PROBLEM TO WORK ON:
Below is a listing. Copy each line of it that holds the word "COMPUTADORES".

---------- MATERIAL FOR THE TASK ----------

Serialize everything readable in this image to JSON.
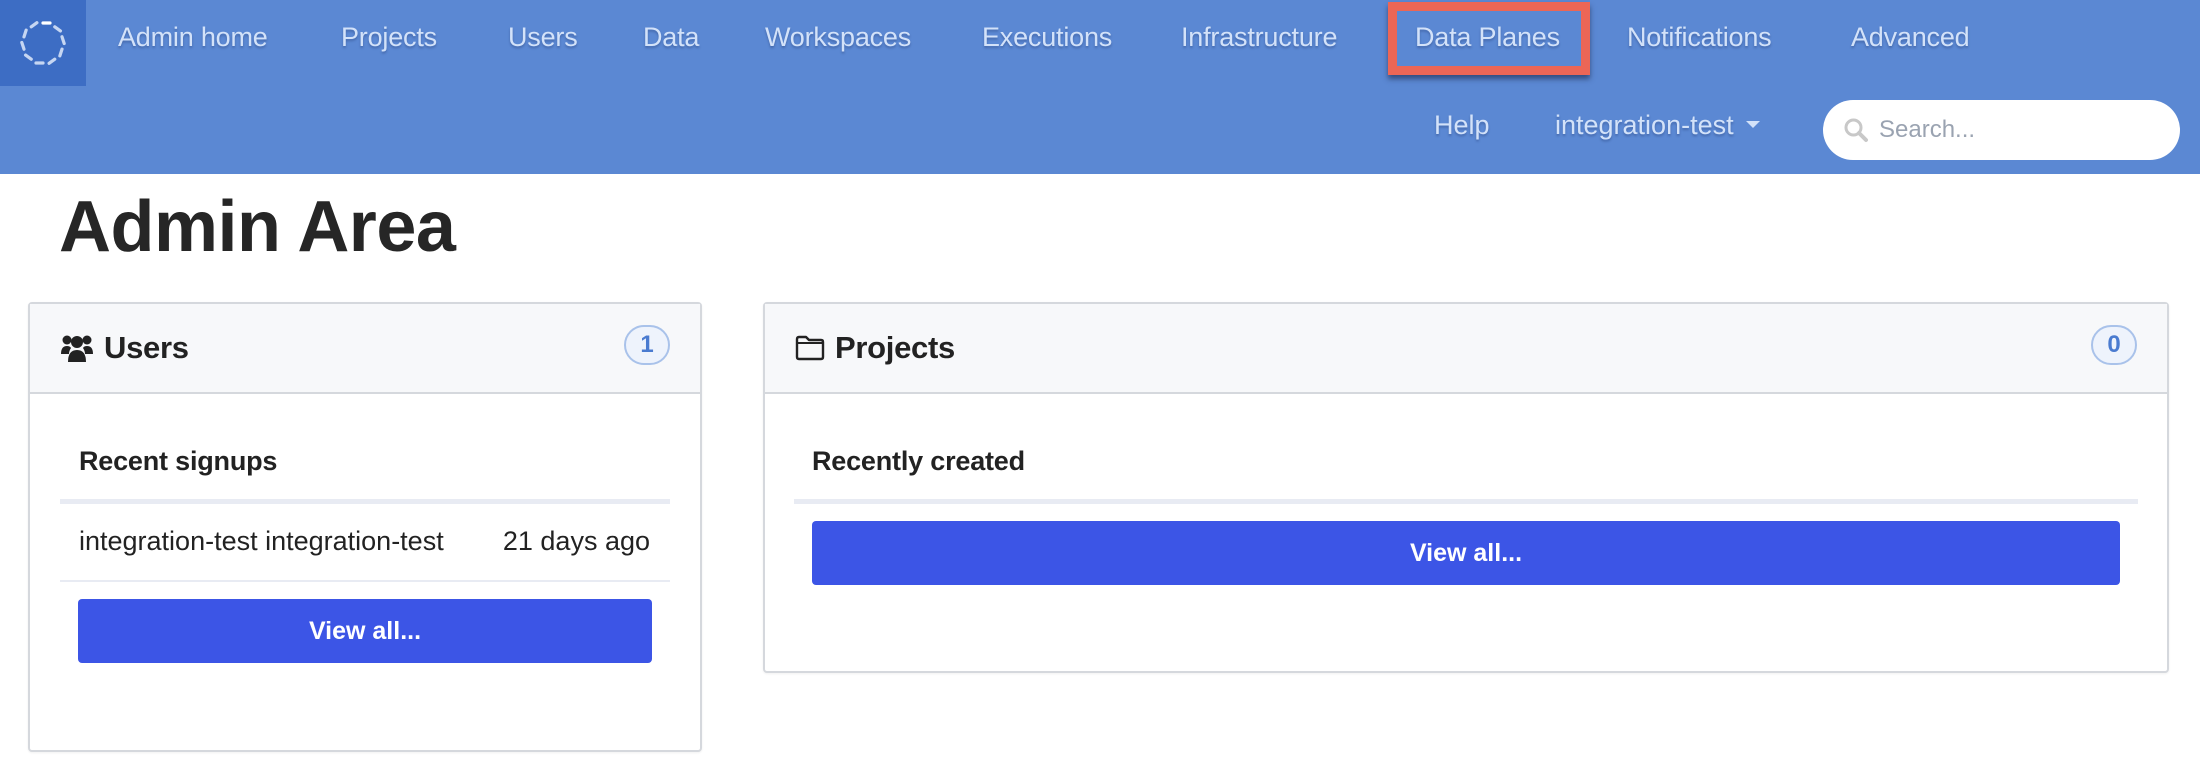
{
  "nav": {
    "logo": "spinner-logo-icon",
    "items": [
      {
        "label": "Admin home"
      },
      {
        "label": "Projects"
      },
      {
        "label": "Users"
      },
      {
        "label": "Data"
      },
      {
        "label": "Workspaces"
      },
      {
        "label": "Executions"
      },
      {
        "label": "Infrastructure"
      },
      {
        "label": "Data Planes",
        "highlighted": true
      },
      {
        "label": "Notifications"
      },
      {
        "label": "Advanced"
      }
    ],
    "help_label": "Help",
    "user_menu_label": "integration-test",
    "search_placeholder": "Search...",
    "highlight_color": "#ec6656",
    "bar_color": "#5b88d3"
  },
  "page": {
    "title": "Admin Area"
  },
  "users_card": {
    "title": "Users",
    "icon": "users-icon",
    "count": "1",
    "section_title": "Recent signups",
    "rows": [
      {
        "name": "integration-test integration-test",
        "when": "21 days ago"
      }
    ],
    "view_all_label": "View all..."
  },
  "projects_card": {
    "title": "Projects",
    "icon": "folder-icon",
    "count": "0",
    "section_title": "Recently created",
    "rows": [],
    "view_all_label": "View all..."
  },
  "colors": {
    "button": "#3c55e6",
    "badge_text": "#4a7bd0"
  }
}
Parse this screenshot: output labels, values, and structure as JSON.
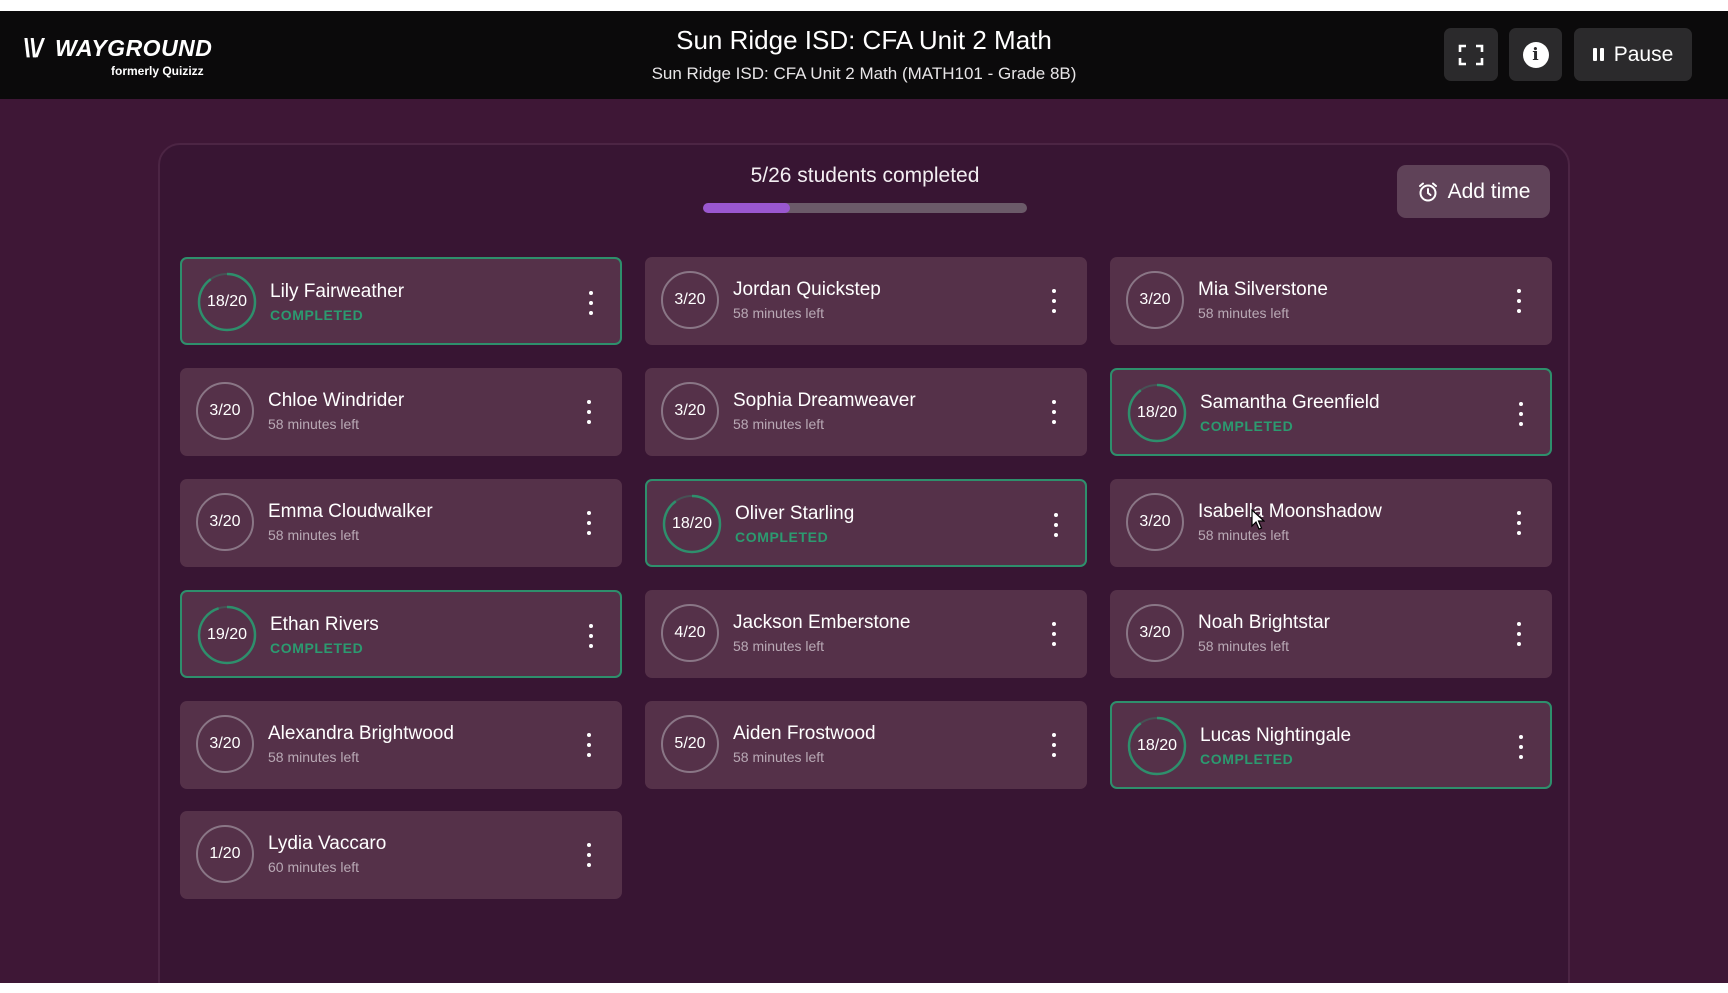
{
  "header": {
    "logo_text": "WAYGROUND",
    "logo_subtext": "formerly Quizizz",
    "title": "Sun Ridge ISD: CFA Unit 2 Math",
    "subtitle": "Sun Ridge ISD: CFA Unit 2 Math (MATH101 - Grade 8B)",
    "fullscreen_icon": "fullscreen-icon",
    "info_icon": "info-icon",
    "pause_label": "Pause"
  },
  "progress": {
    "label": "5/26 students completed",
    "completed": 5,
    "total": 26,
    "fill_fraction": 0.27
  },
  "add_time_label": "Add time",
  "colors": {
    "completed_accent": "#2e8f6c",
    "progress_fill": "#9a57d0",
    "background": "#3e1736"
  },
  "students": [
    {
      "score": "18/20",
      "progress": 0.9,
      "name": "Lily Fairweather",
      "status": "COMPLETED",
      "completed": true
    },
    {
      "score": "3/20",
      "progress": 0.15,
      "name": "Jordan Quickstep",
      "status": "58 minutes left",
      "completed": false
    },
    {
      "score": "3/20",
      "progress": 0.15,
      "name": "Mia Silverstone",
      "status": "58 minutes left",
      "completed": false
    },
    {
      "score": "3/20",
      "progress": 0.15,
      "name": "Chloe Windrider",
      "status": "58 minutes left",
      "completed": false
    },
    {
      "score": "3/20",
      "progress": 0.15,
      "name": "Sophia Dreamweaver",
      "status": "58 minutes left",
      "completed": false
    },
    {
      "score": "18/20",
      "progress": 0.9,
      "name": "Samantha Greenfield",
      "status": "COMPLETED",
      "completed": true
    },
    {
      "score": "3/20",
      "progress": 0.15,
      "name": "Emma Cloudwalker",
      "status": "58 minutes left",
      "completed": false
    },
    {
      "score": "18/20",
      "progress": 0.9,
      "name": "Oliver Starling",
      "status": "COMPLETED",
      "completed": true
    },
    {
      "score": "3/20",
      "progress": 0.15,
      "name": "Isabella Moonshadow",
      "status": "58 minutes left",
      "completed": false
    },
    {
      "score": "19/20",
      "progress": 0.95,
      "name": "Ethan Rivers",
      "status": "COMPLETED",
      "completed": true
    },
    {
      "score": "4/20",
      "progress": 0.2,
      "name": "Jackson Emberstone",
      "status": "58 minutes left",
      "completed": false
    },
    {
      "score": "3/20",
      "progress": 0.15,
      "name": "Noah Brightstar",
      "status": "58 minutes left",
      "completed": false
    },
    {
      "score": "3/20",
      "progress": 0.15,
      "name": "Alexandra Brightwood",
      "status": "58 minutes left",
      "completed": false
    },
    {
      "score": "5/20",
      "progress": 0.25,
      "name": "Aiden Frostwood",
      "status": "58 minutes left",
      "completed": false
    },
    {
      "score": "18/20",
      "progress": 0.9,
      "name": "Lucas Nightingale",
      "status": "COMPLETED",
      "completed": true
    },
    {
      "score": "1/20",
      "progress": 0.05,
      "name": "Lydia Vaccaro",
      "status": "60 minutes left",
      "completed": false
    }
  ]
}
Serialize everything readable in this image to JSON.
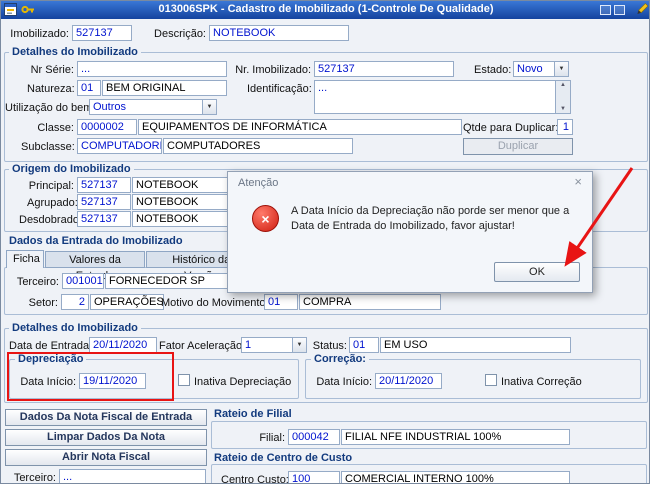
{
  "titlebar": {
    "title": "013006SPK - Cadastro de Imobilizado (1-Controle De Qualidade)"
  },
  "icons": {
    "combo_arrow": "▼",
    "scroll_up": "▲",
    "scroll_down": "▼",
    "close": "×",
    "error_cross": "×"
  },
  "colors": {
    "titlebar_blue": "#14439e",
    "field_text_blue": "#0013cf",
    "section_title_navy": "#123a7e",
    "error_red": "#cf1d10",
    "annotation_red": "#e81414"
  },
  "header": {
    "imobilizado": {
      "label": "Imobilizado:",
      "value": "527137"
    },
    "descricao": {
      "label": "Descrição:",
      "value": "NOTEBOOK"
    }
  },
  "detalhes": {
    "title": "Detalhes do Imobilizado",
    "nr_serie": {
      "label": "Nr Série:",
      "value": "..."
    },
    "nr_imobilizado": {
      "label": "Nr. Imobilizado:",
      "value": "527137"
    },
    "estado": {
      "label": "Estado:",
      "value": "Novo"
    },
    "natureza": {
      "label": "Natureza:",
      "code": "01",
      "desc": "BEM ORIGINAL"
    },
    "identificacao": {
      "label": "Identificação:",
      "value": "..."
    },
    "utilizacao": {
      "label": "Utilização do bem:",
      "value": "Outros"
    },
    "classe": {
      "label": "Classe:",
      "code": "0000002",
      "desc": "EQUIPAMENTOS DE INFORMÁTICA"
    },
    "qtde": {
      "label": "Qtde para Duplicar:",
      "value": "1"
    },
    "subclasse": {
      "label": "Subclasse:",
      "code": "COMPUTADORES",
      "desc": "COMPUTADORES"
    },
    "duplicar_button": "Duplicar"
  },
  "origem": {
    "title": "Origem do Imobilizado",
    "principal": {
      "label": "Principal:",
      "code": "527137",
      "desc": "NOTEBOOK"
    },
    "agrupado": {
      "label": "Agrupado:",
      "code": "527137",
      "desc": "NOTEBOOK"
    },
    "desdobrado": {
      "label": "Desdobrado:",
      "code": "527137",
      "desc": "NOTEBOOK"
    }
  },
  "entrada": {
    "title": "Dados da Entrada do Imobilizado",
    "tabs": [
      {
        "label": "Ficha"
      },
      {
        "label": "Valores da Entrada"
      },
      {
        "label": "Histórico das Versões"
      }
    ],
    "terceiro": {
      "label": "Terceiro:",
      "code": "001001",
      "desc": "FORNECEDOR SP"
    },
    "setor": {
      "label": "Setor:",
      "code": "2",
      "desc": "OPERAÇÕES"
    },
    "motivo": {
      "label": "Motivo do Movimento:",
      "code": "01",
      "desc": "COMPRA"
    }
  },
  "detalhes2": {
    "title": "Detalhes do Imobilizado",
    "data_entrada": {
      "label": "Data de Entrada:",
      "value": "20/11/2020"
    },
    "fator_aceleracao": {
      "label": "Fator Aceleração:",
      "value": "1"
    },
    "status": {
      "label": "Status:",
      "code": "01",
      "desc": "EM USO"
    },
    "depreciacao": {
      "title": "Depreciação",
      "data_inicio": {
        "label": "Data Início:",
        "value": "19/11/2020"
      },
      "inativa_label": "Inativa Depreciação"
    },
    "correcao": {
      "title": "Correção:",
      "data_inicio": {
        "label": "Data Início:",
        "value": "20/11/2020"
      },
      "inativa_label": "Inativa Correção"
    }
  },
  "nota_fiscal": {
    "dados_button": "Dados Da Nota Fiscal de Entrada",
    "limpar_button": "Limpar Dados Da Nota",
    "abrir_button": "Abrir Nota Fiscal",
    "terceiro": {
      "label": "Terceiro:",
      "value": "..."
    }
  },
  "rateio_filial": {
    "title": "Rateio de Filial",
    "filial": {
      "label": "Filial:",
      "code": "000042",
      "desc": "FILIAL NFE INDUSTRIAL 100%"
    }
  },
  "rateio_centro_custo": {
    "title": "Rateio de Centro de Custo",
    "centro_custo": {
      "label": "Centro Custo:",
      "code": "100",
      "desc": "COMERCIAL INTERNO 100%"
    }
  },
  "dialog": {
    "title": "Atenção",
    "message": "A Data Início da Depreciação não porde ser menor que a Data de Entrada do Imobilizado, favor ajustar!",
    "ok_button": "OK"
  }
}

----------

WRITTEN RESPONSE:
      "code": "COMPUTADORES",
      "desc": "COMPUTADORES"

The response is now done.